How quickly are homes in your market selling?

  • Quicker than usual for this time of year. (87%, 62 Votes)
  • Slower than usual for this time of year. (8%, 6 Votes)
  • At an average pace for this time of year. (4%, 3 Votes)

Total Voters: 71

Our last recession was characterized by a depressed housing market. However, the opposite appears to be true as we make our way through the 2020 recession. Low home inventory has led desperate homebuyers to snatch up homes the moment they arrive on the market.

Nationally, the average days on market is just 16 days before selling, as of September 2020. This figure has declined fairly consistently since its most recent peak in January 2020, when the average home sat for 42 days. For a more seasonal reference, one year earlier in September 2019, the average home was listed for 29 days before selling compared to today’s 16.

Days on market is typically lower for low-tier homes, where inventory is often tight, with high-tier homes spending the longest on market before selling. Further, inventory swings are more varied based on individual metropolitan areas and neighborhoods.

Here in California, the average days on market is well below the national average, at just:

  • 14 days in San Jose;
  • 13 days in Los Angeles;
  • 11 days in Riverside;
  • 11 days in San Francisco;
  • 8 days in San Diego; and
  • 7 days in Sacramento.

The rapid sales occurring across the state reflect California’s inventory crunch. Seller uncertainty and the foreclosure moratorium are both acting to keep listings off the market in 2020. As of the first week of November, multiple listing service (MLS) inventory is down compared to a year earlier:

  • 6% in San Jose;
  • 10% in Los Angeles;
  • 39% in Riverside;
  • 35% in San Diego; and
  • 38% in Sacramento, according to Redfin.

The only metro to buck this trend is San Francisco, which has 52% more inventory available than a year earlier as of November 2020. This city’s housing market is already volatile in a typical year. In 2020, the remote work trend is growing and the area’s high cost of living has seen fewer interested homebuyers now that remote workers may search further away from the expensive city center.

Related article:

San Francisco is alone in its urban exodus, despite pandemic

An inventory shift is approaching

A word of advice to today’s real estate professionals: don’t get used to it.

The reason for today’s low inventory situation is multi-faceted, and most of these factors are set to change in the coming months. For example, 5.5% of mortgaged homeowners are in a mortgage forbearance plan in November 2020, according to the Mortgage Bankers Association (MBA), and roughly one-third of these homeowners do not have a high level of confidence that they will be able to pay next month’s mortgage payment.

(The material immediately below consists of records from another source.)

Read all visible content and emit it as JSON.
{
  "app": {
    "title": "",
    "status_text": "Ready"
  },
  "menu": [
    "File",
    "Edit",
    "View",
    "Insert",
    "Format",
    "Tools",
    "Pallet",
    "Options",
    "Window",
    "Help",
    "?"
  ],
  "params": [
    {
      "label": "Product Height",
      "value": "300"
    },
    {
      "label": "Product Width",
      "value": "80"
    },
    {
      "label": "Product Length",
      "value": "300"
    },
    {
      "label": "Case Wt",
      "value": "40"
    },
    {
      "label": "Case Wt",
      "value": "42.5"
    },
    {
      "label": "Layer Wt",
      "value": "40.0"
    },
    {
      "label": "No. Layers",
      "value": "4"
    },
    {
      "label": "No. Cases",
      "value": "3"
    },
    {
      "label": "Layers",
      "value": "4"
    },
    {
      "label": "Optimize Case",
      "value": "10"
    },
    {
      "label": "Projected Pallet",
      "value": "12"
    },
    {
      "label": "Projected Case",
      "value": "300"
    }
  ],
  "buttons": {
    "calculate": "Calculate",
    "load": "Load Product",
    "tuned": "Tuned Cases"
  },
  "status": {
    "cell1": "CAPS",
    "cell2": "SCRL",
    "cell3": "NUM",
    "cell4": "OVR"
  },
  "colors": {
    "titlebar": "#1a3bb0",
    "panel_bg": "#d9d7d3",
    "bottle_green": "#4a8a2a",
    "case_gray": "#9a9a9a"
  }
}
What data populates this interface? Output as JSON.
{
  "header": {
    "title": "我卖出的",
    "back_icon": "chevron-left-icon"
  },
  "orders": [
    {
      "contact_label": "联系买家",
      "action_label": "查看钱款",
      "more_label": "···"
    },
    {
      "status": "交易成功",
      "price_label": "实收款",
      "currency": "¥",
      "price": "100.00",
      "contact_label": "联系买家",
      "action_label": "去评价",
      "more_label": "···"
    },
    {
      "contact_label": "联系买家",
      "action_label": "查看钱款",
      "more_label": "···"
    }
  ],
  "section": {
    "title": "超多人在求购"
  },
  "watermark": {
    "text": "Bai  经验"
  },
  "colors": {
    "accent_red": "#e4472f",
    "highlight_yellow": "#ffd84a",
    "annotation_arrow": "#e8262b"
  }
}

While an increase in households unable to make payments usually leads to foreclosures and an influx in inventory, 2020’s eviction and foreclosure moratoriums have put this inventory on (temporary) hold. When the federal foreclosure moratorium ends — currently scheduled to happen on December 31, 2020 — lenders will begin the foreclosure process for those behind on their mortgage payments and today’s shadow inventory will jump.

Another factor contributing to today’s low inventory is the pandemic, which caused homebuyers to pause their plans this spring. In turn, homebuyers who desired to purchase earlier in the year are buying in the fall. Thus, home sales have been unseasonably high in summer and fall 2020, somewhat making up for the losses experienced earlier this year.

Further, since residential construction has slowed significantly during the pandemic response, MLS inventory has relied more on the willingness of sellers and less on builders.

However, these three factors are fleeting:

  • the foreclosure moratorium will lift and distressed sales will begin to flood the market in 2021;
  • the unseasonably high homebuyer demand seen in fall 2020 will subside, as it is merely holdover from earlier in the year; and
  • construction will pick up with the relaxation of social distancing measures following deployment of a COVID-19 vaccine in 2021, helped along by legislation encouraging more building.

Once these market forces are muted, expect the housing market to feel the real impacts of the 2020 recession. An inventory spike will lead to longer days on market, price cuts and lower home values in the second half of 2021 and through 2022. Once prices begin to fall consistently, homebuyers will quickly exit, unwilling to purchase until prices have bottomed. At that point — likely around 2023 — speculators will return, competing with homebuyers for inventory and injecting momentum into the next price bump.